The shields -- the elderly, young men and children -- intend to form a large chain around the shrine if the forces tried to enter the holy site.

"We will take their bullets, but not allow any enemy near the shrine," he said, not far from a toddler holding a poster of Sadr.

Here's what the Geneva Conventions say about children:
Parties to a conflict must respect children, provide them with any care or aid they require, and protect them from any form of indecent assault (Protocol I, Art. 77, Sec. 1).

Children under 15 must not participate in hostilities and must not be recruited into the armed forces. (Protocol I, Art. 77, Sec. 2; Protocol II, Art. 4, Sec. 3C)

Those children who do participate in hostilities do not lose their protections under the Geneva Conventions, including the right to an education. (Protocol II, Art. 4, Sec. 3d)

Children who have committed an offense related to the armed conflict before their 18th birthday cannot be subject to the death penalty. (Protocol I, Art. 77, Sec. 5)

If arrested, detained or interned, children must be held in separate quarters from adults, unless they are with their families. (Protocol I, Art. 77, Sec. 4)

Warring parties must try to make local agreements to allow the removal of children from besieged or encircled areas. (Convention IV, Art. 17)

Warring parties must allow the free passage of medicine, food and clothing intended for children under 15. (Convention IV, Art. 23)

Warring parties must ensure that orphans or lost children are not left alone, and that they are taken care of and allowed to practice their religion and pursue their education in their cultural tradition if possible. (Convention IV, Art. 24)

Mothers with dependent infants should not be, if at all possible, sentenced to the death penalty for an offense related to the armed conflict, and such sentences must not be carried out. (Protocol I, Art. 76, Sec. 3)

So, are the combatants who control the Imam Ali shrine responsible for getting the children inside out of the combat zone?

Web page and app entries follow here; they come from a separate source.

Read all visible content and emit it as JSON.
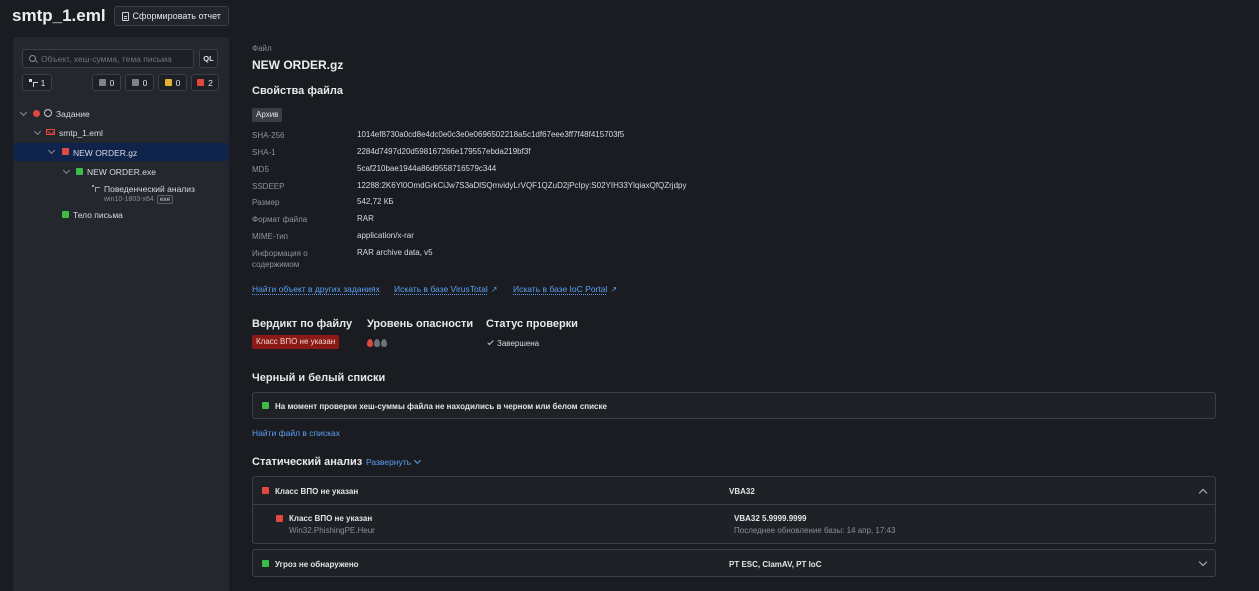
{
  "header": {
    "title": "smtp_1.eml",
    "report_button": "Сформировать отчет"
  },
  "sidebar": {
    "search_placeholder": "Объект, хеш-сумма, тема письма",
    "ql_label": "QL",
    "counters": [
      {
        "icon": "tree-icon",
        "value": "1"
      },
      {
        "icon": "gray-square-icon",
        "value": "0",
        "color": "#7d828b"
      },
      {
        "icon": "file-square-icon",
        "value": "0",
        "color": "#7d828b"
      },
      {
        "icon": "yellow-square-icon",
        "value": "0",
        "color": "#e6b035"
      },
      {
        "icon": "red-square-icon",
        "value": "2",
        "color": "#e0493d"
      }
    ],
    "tree": [
      {
        "label": "Задание"
      },
      {
        "label": "smtp_1.eml"
      },
      {
        "label": "NEW ORDER.gz"
      },
      {
        "label": "NEW ORDER.exe"
      },
      {
        "label": "Поведенческий анализ",
        "sub": "win10-1803-x64",
        "tag": "exe"
      },
      {
        "label": "Тело письма"
      }
    ]
  },
  "file": {
    "label": "Файл",
    "name": "NEW ORDER.gz",
    "properties_title": "Свойства файла",
    "archive_badge": "Архив",
    "props": [
      {
        "key": "SHA-256",
        "value": "1014ef8730a0cd8e4dc0e0c3e0e0696502218a5c1df67eee3ff7f48f415703f5"
      },
      {
        "key": "SHA-1",
        "value": "2284d7497d20d598167266e179557ebda219bf3f"
      },
      {
        "key": "MD5",
        "value": "5caf210bae1944a86d9558716579c344"
      },
      {
        "key": "SSDEEP",
        "value": "12288:2K6Yl0OmdGrkCiJw7S3aDlSQmvidyLrVQF1QZuD2jPcIpy:S02YIH33YlqiaxQfQZrjdpy"
      },
      {
        "key": "Размер",
        "value": "542,72 КБ"
      },
      {
        "key": "Формат файла",
        "value": "RAR"
      },
      {
        "key": "MIME-тип",
        "value": "application/x-rar"
      },
      {
        "key": "Информация о содержимом",
        "value": "RAR archive data, v5"
      }
    ],
    "links": {
      "other_tasks": "Найти объект в других заданиях",
      "virustotal": "Искать в базе VirusTotal",
      "ioc_portal": "Искать в базе IoC Portal"
    }
  },
  "verdict": {
    "title": "Вердикт по файлу",
    "value": "Класс ВПО не указан",
    "danger_title": "Уровень опасности",
    "danger_level": 1,
    "danger_max": 3,
    "status_title": "Статус проверки",
    "status_value": "Завершена"
  },
  "lists": {
    "title": "Черный и белый списки",
    "message": "На момент проверки хеш-суммы файла не находились в черном или белом списке",
    "link": "Найти файл в списках"
  },
  "static": {
    "title": "Статический анализ",
    "expand": "Развернуть",
    "group1": {
      "label": "Класс ВПО не указан",
      "engine": "VBA32",
      "detail_label": "Класс ВПО не указан",
      "detail_sub": "Win32.PhishingPE.Heur",
      "detail_engine": "VBA32 5.9999.9999",
      "detail_update": "Последнее обновление базы: 14 апр, 17:43"
    },
    "group2": {
      "label": "Угроз не обнаружено",
      "engines": "PT ESC, ClamAV, PT IoC"
    }
  },
  "colors": {
    "red": "#e0493d",
    "green": "#3dbb45",
    "link": "#5aa0f2",
    "verdict_bg": "#8b1a17"
  }
}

Are they even party to the Geneva Conventions?
Curious consumers of journalism want to know.
The Agence France Presse article did not have a byline, which makes finding the reporter who filed the story difficult. However since the followup question is so important, I at least contacted AFP via their web form.
In the story "Human shields in Imam Ali shrine crave loved ones", which does not have a byline, mention is made twice of children being among the human shields.
I expect the journalist would at some point have asked the fighters in Najaf if they were concerned about violating the Geneva Conventions in allowing children to remain in a combat zone.
Unfortunately I was unable to determine who filed the story.
I would appreciate if you could point me towards this information. Thank you in advance.

I've sent that email and one other to a reporter for another outfit. If any answers come in, I'll share them here.